"Forgotten Years" has a strong guitar riff and pace bringing back the "diesel and dust", and it's a story how the older generation of aboriginals fought in World War II, lost the rights to their lands ("contracts torn at the edges/old signatures stained with tears") had it tougher than the younger generation, who have it easy. This is a call to never forget those years, "the hardest years, the darkest years/the roarin' years, the fallen years". The best song here.
The somber "Mountains Of Burma" criticizes "a government that has axes in its eyes" and hopes years of activism, from workers marching on May Day, to females fighting for equal pay, won't give way to complacency. What do we indeed do when "bills fall due for the industrial revolution"?
"King Of The Mountain" decry the destruction of land for the benefit of the sugar cane industry. There's a poignant verse of the destruction sung in rapid-fire punk anger: "I can't take the hands from my face/there are some things we can't replace."
The slow "River Runs Red" is downright depressing and condemns corporate ravishment of the land: "So you cut all the tall trees down/you poisoned the sky and the sea/you've taken what's good from the ground/but you left precious little for me." And the force behind it is the dollar. The song rises to a crescendo with the chorus repeats: "River runs red/black rain falls/on my bleeding land."
"Shakers And Movers" is a worrying but catchy Byrdsy song about what's done in the name of the "great god of development" Key line here: "Tomorrow's child takes concrete footsteps/and they'll drink champagne or be damned."
"One Country" is Garrett at his philosophical best. The song lines are mostly age-old questions that have been debated by intellectuals for years: "Who hands out equal rights/who starts and ends that fight" or "Who'd like to change the world", "Who gets to work for bread". And in typical Dylanesque style, he says "don't call me the tune, I will walk away." This hints that we have to figure it out for ourselves.

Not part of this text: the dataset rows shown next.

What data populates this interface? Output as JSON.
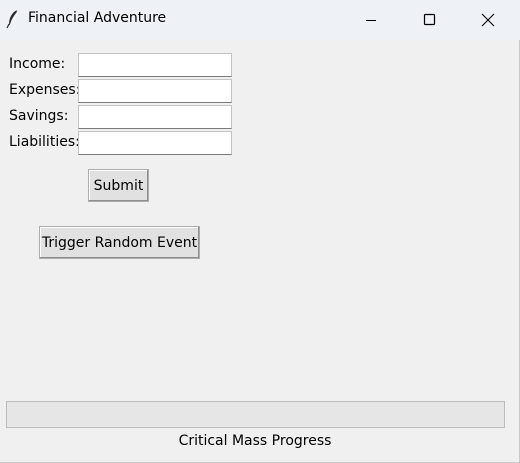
{
  "window": {
    "title": "Financial Adventure",
    "app_icon": "feather-icon",
    "controls": {
      "minimize_icon": "minimize-icon",
      "maximize_icon": "maximize-icon",
      "close_icon": "close-icon"
    }
  },
  "form": {
    "fields": [
      {
        "label": "Income:",
        "value": ""
      },
      {
        "label": "Expenses:",
        "value": ""
      },
      {
        "label": "Savings:",
        "value": ""
      },
      {
        "label": "Liabilities:",
        "value": ""
      }
    ],
    "submit_label": "Submit"
  },
  "actions": {
    "random_event_label": "Trigger Random Event"
  },
  "progress": {
    "value_percent": 0,
    "label": "Critical Mass Progress"
  },
  "colors": {
    "window_bg": "#f0f0f0",
    "titlebar_bg": "#eef1f6",
    "progress_fill": "#06b025"
  }
}
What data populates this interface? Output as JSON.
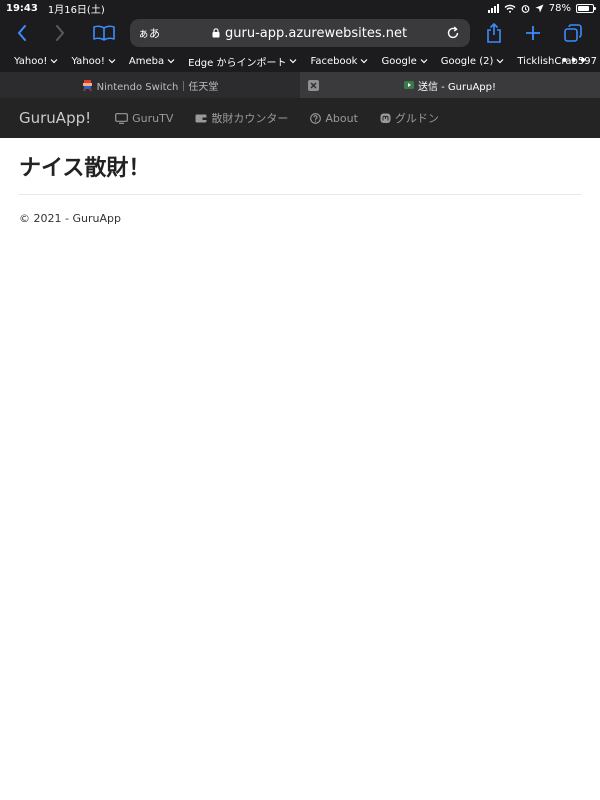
{
  "status_bar": {
    "time": "19:43",
    "date": "1月16日(土)",
    "battery": "78%",
    "battery_level": 0.78
  },
  "toolbar": {
    "reader_label": "ぁあ",
    "url": "guru-app.azurewebsites.net",
    "accent": "#3a8cff"
  },
  "bookmarks": {
    "items": [
      "Yahoo!",
      "Yahoo!",
      "Ameba",
      "Edge からインポート",
      "Facebook",
      "Google",
      "Google (2)",
      "TicklishCrab597"
    ],
    "more": "•••"
  },
  "tabs": [
    {
      "title": "Nintendo Switch｜任天堂"
    },
    {
      "title": "送信 - GuruApp!"
    }
  ],
  "site": {
    "brand": "GuruApp!",
    "nav": [
      {
        "label": "GuruTV",
        "icon": "tv-icon"
      },
      {
        "label": "散財カウンター",
        "icon": "wallet-icon"
      },
      {
        "label": "About",
        "icon": "help-circle-icon"
      },
      {
        "label": "グルドン",
        "icon": "mastodon-icon"
      }
    ]
  },
  "main": {
    "title": "ナイス散財！",
    "footer": "© 2021 - GuruApp"
  }
}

But "One country/one understanding" is what it amounts to.
The narrator of the somber final track "Antarctica" is a snowplow that at one point says "There must be one place left in the world/where the skin says it can breathe/there's gotta be one place left in the world/it's a solitude of distance and relief."

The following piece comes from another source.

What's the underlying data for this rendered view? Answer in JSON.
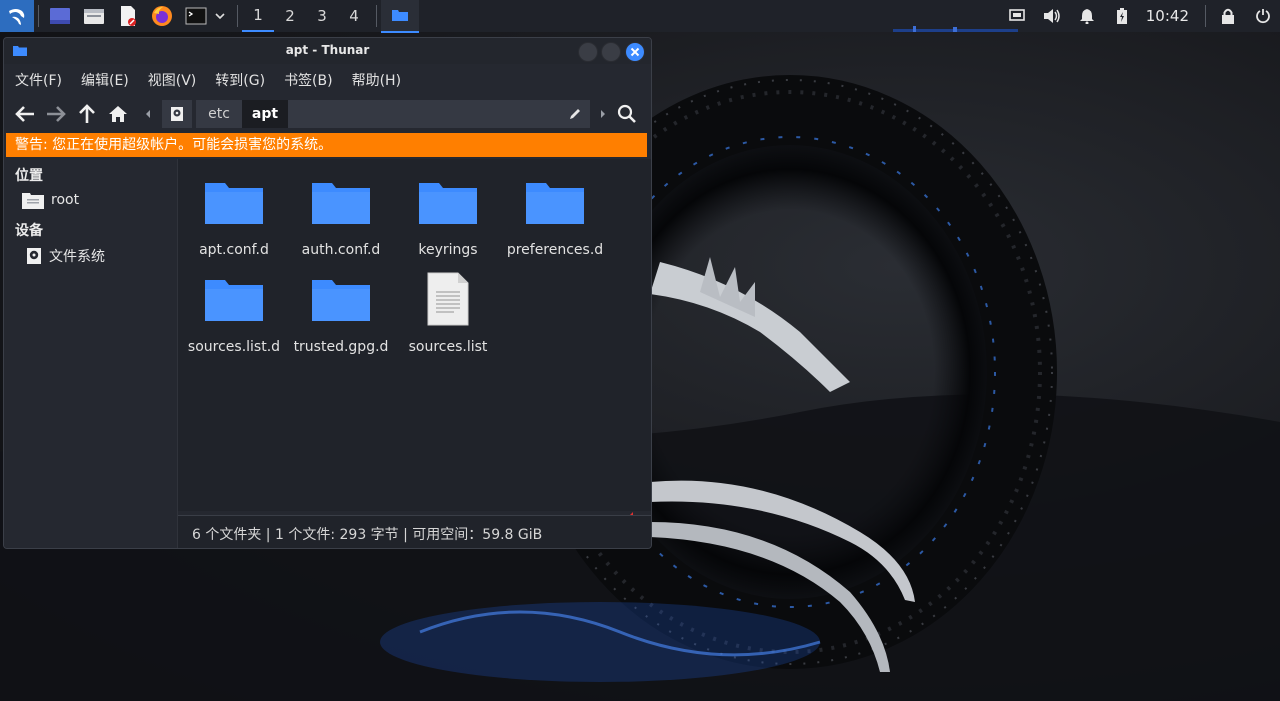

Blue Sky Mine may not have the punch of Diesel And Dust, but that is replaced by more pressing concerns against the sugar industries exploiting aboriginal lands and environmental rapine that takes place in the name of the "great god of development." A great companion to Diesel And Dust.